• _Exercise details_: Since each line must match the original, copy out the records with no differences at all.

• _Given data_:
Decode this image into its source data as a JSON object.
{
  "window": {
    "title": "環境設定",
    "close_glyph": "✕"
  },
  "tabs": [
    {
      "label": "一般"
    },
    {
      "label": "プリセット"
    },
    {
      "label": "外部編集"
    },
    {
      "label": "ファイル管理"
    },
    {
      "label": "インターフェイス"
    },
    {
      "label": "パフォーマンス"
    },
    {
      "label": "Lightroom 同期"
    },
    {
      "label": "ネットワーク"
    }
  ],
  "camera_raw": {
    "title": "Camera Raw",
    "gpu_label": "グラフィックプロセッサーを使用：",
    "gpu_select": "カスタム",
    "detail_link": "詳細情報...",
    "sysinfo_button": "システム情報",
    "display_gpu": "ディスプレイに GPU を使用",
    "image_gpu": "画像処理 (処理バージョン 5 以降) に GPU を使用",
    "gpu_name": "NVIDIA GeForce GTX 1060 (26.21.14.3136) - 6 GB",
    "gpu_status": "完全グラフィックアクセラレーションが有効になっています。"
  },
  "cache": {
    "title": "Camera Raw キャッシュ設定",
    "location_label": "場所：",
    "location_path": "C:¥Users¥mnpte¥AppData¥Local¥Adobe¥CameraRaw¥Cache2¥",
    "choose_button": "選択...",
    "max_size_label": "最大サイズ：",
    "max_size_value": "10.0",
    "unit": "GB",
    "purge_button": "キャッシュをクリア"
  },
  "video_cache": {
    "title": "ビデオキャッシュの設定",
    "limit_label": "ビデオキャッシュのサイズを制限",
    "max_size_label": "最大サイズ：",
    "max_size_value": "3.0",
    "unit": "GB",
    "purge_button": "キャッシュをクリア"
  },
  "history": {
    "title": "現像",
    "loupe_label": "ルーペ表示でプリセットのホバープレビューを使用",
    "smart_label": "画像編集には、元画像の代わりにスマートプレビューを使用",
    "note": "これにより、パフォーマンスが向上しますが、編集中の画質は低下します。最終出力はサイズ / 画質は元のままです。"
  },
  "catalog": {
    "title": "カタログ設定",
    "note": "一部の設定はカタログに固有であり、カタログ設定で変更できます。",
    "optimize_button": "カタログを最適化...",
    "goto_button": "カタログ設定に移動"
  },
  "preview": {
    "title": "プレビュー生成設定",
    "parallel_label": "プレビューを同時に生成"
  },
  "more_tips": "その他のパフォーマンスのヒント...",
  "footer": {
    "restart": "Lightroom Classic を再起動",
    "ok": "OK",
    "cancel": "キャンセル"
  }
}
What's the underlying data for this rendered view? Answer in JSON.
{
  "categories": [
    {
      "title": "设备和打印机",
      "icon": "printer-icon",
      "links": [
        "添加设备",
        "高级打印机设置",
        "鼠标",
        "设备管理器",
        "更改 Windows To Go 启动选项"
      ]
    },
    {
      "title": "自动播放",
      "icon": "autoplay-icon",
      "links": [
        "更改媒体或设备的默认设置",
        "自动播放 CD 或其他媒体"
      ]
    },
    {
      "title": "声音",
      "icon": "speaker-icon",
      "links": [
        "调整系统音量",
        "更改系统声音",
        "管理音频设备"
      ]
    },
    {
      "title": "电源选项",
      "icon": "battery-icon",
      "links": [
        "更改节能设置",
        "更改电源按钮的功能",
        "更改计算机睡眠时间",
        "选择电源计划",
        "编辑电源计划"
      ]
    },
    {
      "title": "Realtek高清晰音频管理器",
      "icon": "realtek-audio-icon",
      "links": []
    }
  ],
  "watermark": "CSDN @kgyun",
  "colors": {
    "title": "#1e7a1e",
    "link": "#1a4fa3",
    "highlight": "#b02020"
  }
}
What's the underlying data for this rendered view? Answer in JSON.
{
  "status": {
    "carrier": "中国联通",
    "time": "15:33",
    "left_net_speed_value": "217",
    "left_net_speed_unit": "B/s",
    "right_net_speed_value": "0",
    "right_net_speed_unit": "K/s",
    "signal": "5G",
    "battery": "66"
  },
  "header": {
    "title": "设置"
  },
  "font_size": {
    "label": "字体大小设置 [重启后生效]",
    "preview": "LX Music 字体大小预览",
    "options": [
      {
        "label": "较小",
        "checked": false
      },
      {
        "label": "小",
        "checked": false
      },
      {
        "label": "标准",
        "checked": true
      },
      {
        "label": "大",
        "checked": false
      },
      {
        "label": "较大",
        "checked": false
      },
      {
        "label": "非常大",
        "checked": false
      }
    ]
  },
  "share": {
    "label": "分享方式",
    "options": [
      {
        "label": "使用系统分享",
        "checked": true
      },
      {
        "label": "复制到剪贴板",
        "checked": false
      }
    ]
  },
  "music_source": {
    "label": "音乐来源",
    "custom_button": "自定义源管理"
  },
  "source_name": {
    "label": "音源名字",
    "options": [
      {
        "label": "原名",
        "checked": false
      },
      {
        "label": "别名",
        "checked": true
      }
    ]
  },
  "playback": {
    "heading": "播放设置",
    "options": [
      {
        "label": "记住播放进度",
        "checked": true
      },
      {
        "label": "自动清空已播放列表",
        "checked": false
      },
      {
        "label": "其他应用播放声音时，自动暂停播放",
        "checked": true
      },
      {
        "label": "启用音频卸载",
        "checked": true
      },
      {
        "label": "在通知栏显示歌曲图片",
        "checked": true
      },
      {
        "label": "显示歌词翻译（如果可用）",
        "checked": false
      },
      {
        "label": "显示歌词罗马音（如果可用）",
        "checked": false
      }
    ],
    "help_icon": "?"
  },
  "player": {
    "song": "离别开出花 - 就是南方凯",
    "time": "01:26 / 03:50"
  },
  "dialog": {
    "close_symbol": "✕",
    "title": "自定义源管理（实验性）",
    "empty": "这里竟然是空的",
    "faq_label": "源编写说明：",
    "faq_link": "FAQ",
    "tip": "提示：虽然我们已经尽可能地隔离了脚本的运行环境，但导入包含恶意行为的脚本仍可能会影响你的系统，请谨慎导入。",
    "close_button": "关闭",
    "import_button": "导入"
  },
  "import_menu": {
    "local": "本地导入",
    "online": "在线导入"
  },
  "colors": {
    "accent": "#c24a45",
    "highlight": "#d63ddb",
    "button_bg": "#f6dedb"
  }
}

• _Exercise response_:
Decode this image into its source data as a JSON object.
{
  "window": {
    "title": "環境設定",
    "close_glyph": "✕"
  },
  "tabs": [
    {
      "label": "一般"
    },
    {
      "label": "プリセット"
    },
    {
      "label": "外部編集"
    },
    {
      "label": "ファイル管理"
    },
    {
      "label": "インターフェイス"
    },
    {
      "label": "パフォーマンス"
    },
    {
      "label": "Lightroom 同期"
    },
    {
      "label": "ネットワーク"
    }
  ],
  "camera_raw": {
    "title": "Camera Raw",
    "gpu_label": "グラフィックプロセッサーを使用：",
    "gpu_select": "カスタム",
    "detail_link": "詳細情報...",
    "sysinfo_button": "システム情報",
    "display_gpu": "ディスプレイに GPU を使用",
    "image_gpu": "画像処理 (処理バージョン 5 以降) に GPU を使用",
    "gpu_name": "NVIDIA GeForce GTX 1060 (26.21.14.3136) - 6 GB",
    "gpu_status": "完全グラフィックアクセラレーションが有効になっています。"
  },
  "cache": {
    "title": "Camera Raw キャッシュ設定",
    "location_label": "場所：",
    "location_path": "C:¥Users¥mnpte¥AppData¥Local¥Adobe¥CameraRaw¥Cache2¥",
    "choose_button": "選択...",
    "max_size_label": "最大サイズ：",
    "max_size_value": "10.0",
    "unit": "GB",
    "purge_button": "キャッシュをクリア"
  },
  "video_cache": {
    "title": "ビデオキャッシュの設定",
    "limit_label": "ビデオキャッシュのサイズを制限",
    "max_size_label": "最大サイズ：",
    "max_size_value": "3.0",
    "unit": "GB",
    "purge_button": "キャッシュをクリア"
  },
  "history": {
    "title": "現像",
    "loupe_label": "ルーペ表示でプリセットのホバープレビューを使用",
    "smart_label": "画像編集には、元画像の代わりにスマートプレビューを使用",
    "note": "これにより、パフォーマンスが向上しますが、編集中の画質は低下します。最終出力はサイズ / 画質は元のままです。"
  },
  "catalog": {
    "title": "カタログ設定",
    "note": "一部の設定はカタログに固有であり、カタログ設定で変更できます。",
    "optimize_button": "カタログを最適化...",
    "goto_button": "カタログ設定に移動"
  },
  "preview": {
    "title": "プレビュー生成設定",
    "parallel_label": "プレビューを同時に生成"
  },
  "more_tips": "その他のパフォーマンスのヒント...",
  "footer": {
    "restart": "Lightroom Classic を再起動",
    "ok": "OK",
    "cancel": "キャンセル"
  }
}
What's the underlying data for this rendered view? Answer in JSON.
{
  "categories": [
    {
      "title": "设备和打印机",
      "icon": "printer-icon",
      "links": [
        "添加设备",
        "高级打印机设置",
        "鼠标",
        "设备管理器",
        "更改 Windows To Go 启动选项"
      ]
    },
    {
      "title": "自动播放",
      "icon": "autoplay-icon",
      "links": [
        "更改媒体或设备的默认设置",
        "自动播放 CD 或其他媒体"
      ]
    },
    {
      "title": "声音",
      "icon": "speaker-icon",
      "links": [
        "调整系统音量",
        "更改系统声音",
        "管理音频设备"
      ]
    },
    {
      "title": "电源选项",
      "icon": "battery-icon",
      "links": [
        "更改节能设置",
        "更改电源按钮的功能",
        "更改计算机睡眠时间",
        "选择电源计划",
        "编辑电源计划"
      ]
    },
    {
      "title": "Realtek高清晰音频管理器",
      "icon": "realtek-audio-icon",
      "links": []
    }
  ],
  "watermark": "CSDN @kgyun",
  "colors": {
    "title": "#1e7a1e",
    "link": "#1a4fa3",
    "highlight": "#b02020"
  }
}
What's the underlying data for this rendered view? Answer in JSON.
{
  "status": {
    "carrier": "中国联通",
    "time": "15:33",
    "left_net_speed_value": "217",
    "left_net_speed_unit": "B/s",
    "right_net_speed_value": "0",
    "right_net_speed_unit": "K/s",
    "signal": "5G",
    "battery": "66"
  },
  "header": {
    "title": "设置"
  },
  "font_size": {
    "label": "字体大小设置 [重启后生效]",
    "preview": "LX Music 字体大小预览",
    "options": [
      {
        "label": "较小",
        "checked": false
      },
      {
        "label": "小",
        "checked": false
      },
      {
        "label": "标准",
        "checked": true
      },
      {
        "label": "大",
        "checked": false
      },
      {
        "label": "较大",
        "checked": false
      },
      {
        "label": "非常大",
        "checked": false
      }
    ]
  },
  "share": {
    "label": "分享方式",
    "options": [
      {
        "label": "使用系统分享",
        "checked": true
      },
      {
        "label": "复制到剪贴板",
        "checked": false
      }
    ]
  },
  "music_source": {
    "label": "音乐来源",
    "custom_button": "自定义源管理"
  },
  "source_name": {
    "label": "音源名字",
    "options": [
      {
        "label": "原名",
        "checked": false
      },
      {
        "label": "别名",
        "checked": true
      }
    ]
  },
  "playback": {
    "heading": "播放设置",
    "options": [
      {
        "label": "记住播放进度",
        "checked": true
      },
      {
        "label": "自动清空已播放列表",
        "checked": false
      },
      {
        "label": "其他应用播放声音时，自动暂停播放",
        "checked": true
      },
      {
        "label": "启用音频卸载",
        "checked": true
      },
      {
        "label": "在通知栏显示歌曲图片",
        "checked": true
      },
      {
        "label": "显示歌词翻译（如果可用）",
        "checked": false
      },
      {
        "label": "显示歌词罗马音（如果可用）",
        "checked": false
      }
    ],
    "help_icon": "?"
  },
  "player": {
    "song": "离别开出花 - 就是南方凯",
    "time": "01:26 / 03:50"
  },
  "dialog": {
    "close_symbol": "✕",
    "title": "自定义源管理（实验性）",
    "empty": "这里竟然是空的",
    "faq_label": "源编写说明：",
    "faq_link": "FAQ",
    "tip": "提示：虽然我们已经尽可能地隔离了脚本的运行环境，但导入包含恶意行为的脚本仍可能会影响你的系统，请谨慎导入。",
    "close_button": "关闭",
    "import_button": "导入"
  },
  "import_menu": {
    "local": "本地导入",
    "online": "在线导入"
  },
  "colors": {
    "accent": "#c24a45",
    "highlight": "#d63ddb",
    "button_bg": "#f6dedb"
  }
}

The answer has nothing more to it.